Records provided:
☆ ☆ ☆
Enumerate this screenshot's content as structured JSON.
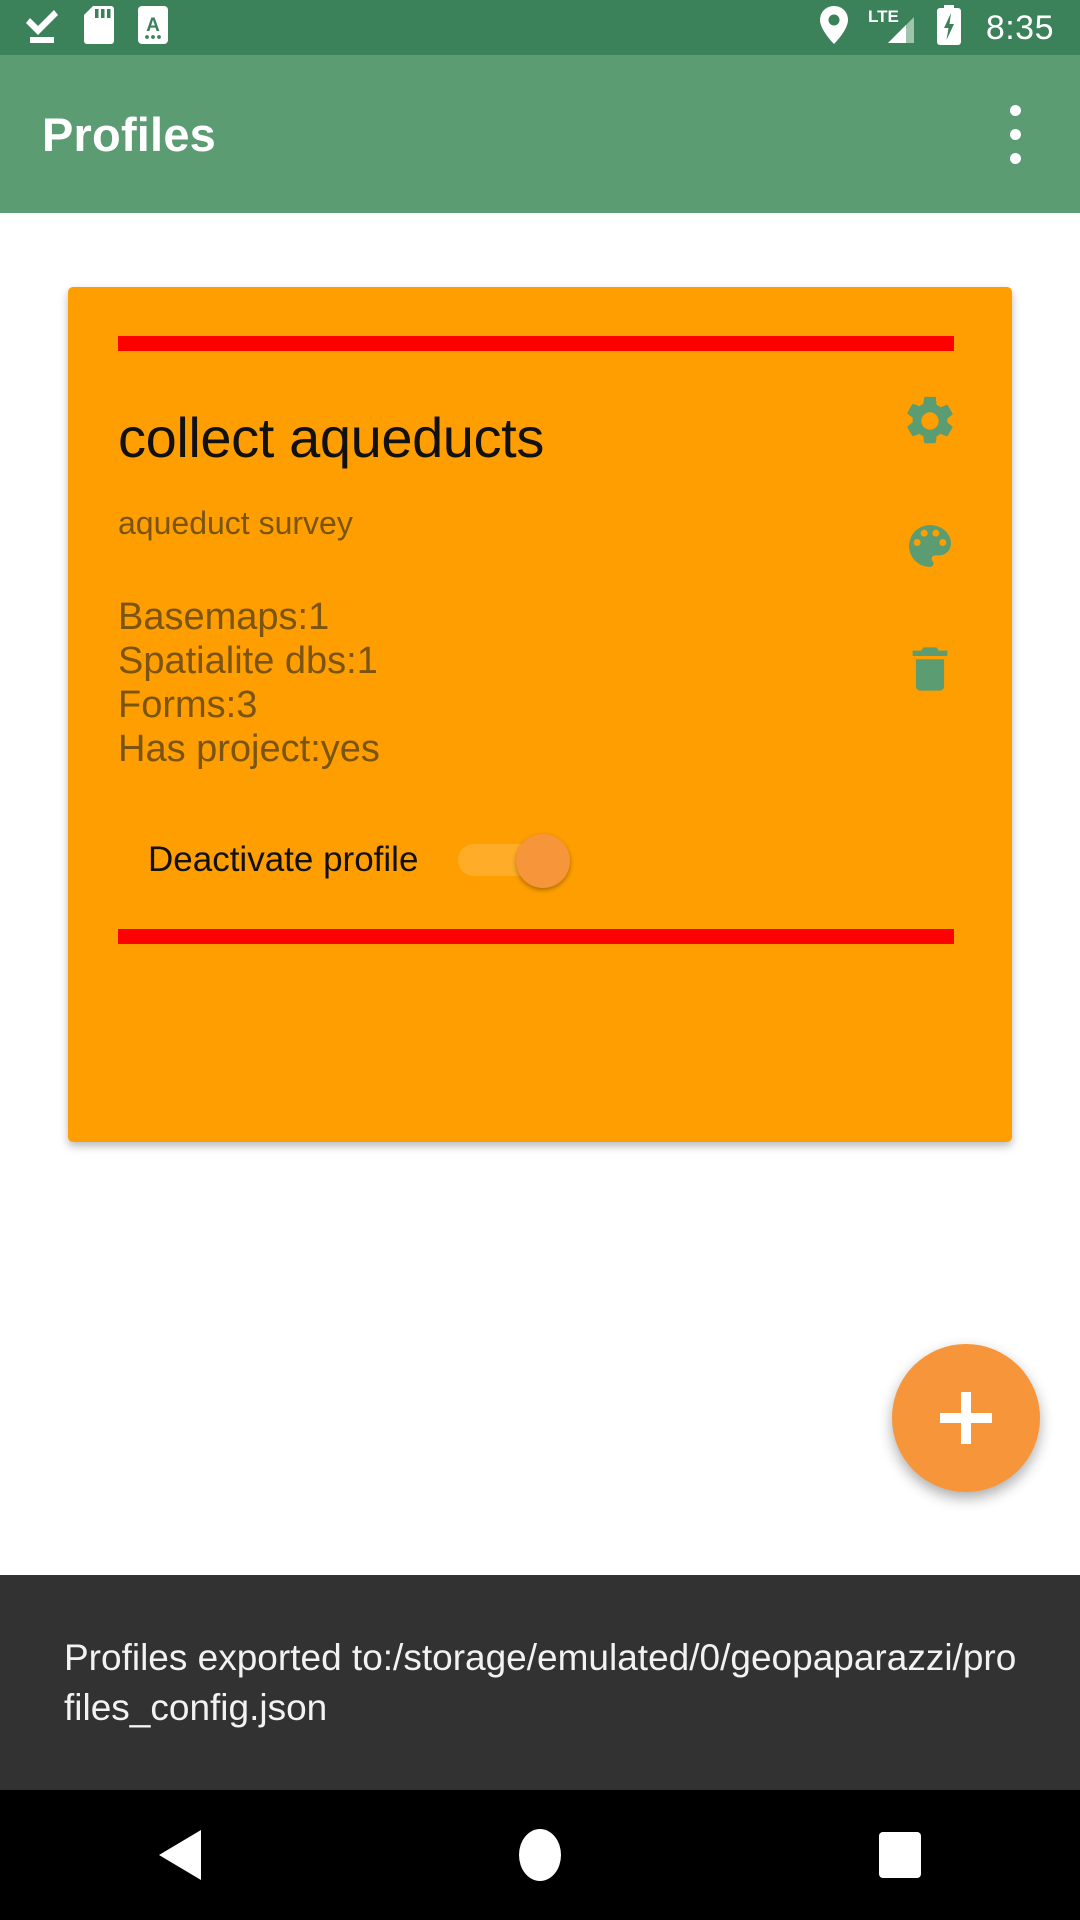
{
  "status_bar": {
    "background_color": "#3b8159",
    "left_icons": [
      {
        "name": "download-done-icon",
        "label": "download complete"
      },
      {
        "name": "sd-card-icon",
        "label": "SD card"
      },
      {
        "name": "input-method-icon",
        "label": "A"
      }
    ],
    "right_icons": [
      {
        "name": "location-pin-icon",
        "label": "location"
      },
      {
        "name": "lte-signal-icon",
        "label": "LTE"
      },
      {
        "name": "battery-charging-icon",
        "label": "charging"
      }
    ],
    "clock": "8:35"
  },
  "app_bar": {
    "title": "Profiles",
    "background_color": "#5b9c72",
    "overflow_menu_label": "More options"
  },
  "profile_card": {
    "background_color": "#FF9E00",
    "divider_color": "#FF0000",
    "title": "collect aqueducts",
    "subtitle": "aqueduct survey",
    "stats": [
      "Basemaps:1",
      "Spatialite dbs:1",
      "Forms:3",
      "Has project:yes"
    ],
    "actions": [
      {
        "name": "settings-icon",
        "label": "Profile settings"
      },
      {
        "name": "palette-icon",
        "label": "Profile color"
      },
      {
        "name": "trash-icon",
        "label": "Delete profile"
      }
    ],
    "toggle": {
      "label": "Deactivate profile",
      "state": "on",
      "thumb_color": "#F7953B"
    }
  },
  "fab": {
    "label": "Add profile",
    "icon": "plus-icon",
    "color": "#F7953B"
  },
  "snackbar": {
    "message": "Profiles exported to:/storage/emulated/0/geopaparazzi/profiles_config.json",
    "background_color": "#323232"
  },
  "nav_bar": {
    "buttons": [
      {
        "name": "nav-back-button",
        "label": "Back"
      },
      {
        "name": "nav-home-button",
        "label": "Home"
      },
      {
        "name": "nav-recents-button",
        "label": "Recents"
      }
    ]
  }
}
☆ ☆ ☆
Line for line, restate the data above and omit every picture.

Enumerate this screenshot's content as structured JSON.
{
  "status_bar": {
    "background_color": "#3b8159",
    "left_icons": [
      {
        "name": "download-done-icon",
        "label": "download complete"
      },
      {
        "name": "sd-card-icon",
        "label": "SD card"
      },
      {
        "name": "input-method-icon",
        "label": "A"
      }
    ],
    "right_icons": [
      {
        "name": "location-pin-icon",
        "label": "location"
      },
      {
        "name": "lte-signal-icon",
        "label": "LTE"
      },
      {
        "name": "battery-charging-icon",
        "label": "charging"
      }
    ],
    "clock": "8:35"
  },
  "app_bar": {
    "title": "Profiles",
    "background_color": "#5b9c72",
    "overflow_menu_label": "More options"
  },
  "profile_card": {
    "background_color": "#FF9E00",
    "divider_color": "#FF0000",
    "title": "collect aqueducts",
    "subtitle": "aqueduct survey",
    "stats": [
      "Basemaps:1",
      "Spatialite dbs:1",
      "Forms:3",
      "Has project:yes"
    ],
    "actions": [
      {
        "name": "settings-icon",
        "label": "Profile settings"
      },
      {
        "name": "palette-icon",
        "label": "Profile color"
      },
      {
        "name": "trash-icon",
        "label": "Delete profile"
      }
    ],
    "toggle": {
      "label": "Deactivate profile",
      "state": "on",
      "thumb_color": "#F7953B"
    }
  },
  "fab": {
    "label": "Add profile",
    "icon": "plus-icon",
    "color": "#F7953B"
  },
  "snackbar": {
    "message": "Profiles exported to:/storage/emulated/0/geopaparazzi/profiles_config.json",
    "background_color": "#323232"
  },
  "nav_bar": {
    "buttons": [
      {
        "name": "nav-back-button",
        "label": "Back"
      },
      {
        "name": "nav-home-button",
        "label": "Home"
      },
      {
        "name": "nav-recents-button",
        "label": "Recents"
      }
    ]
  }
}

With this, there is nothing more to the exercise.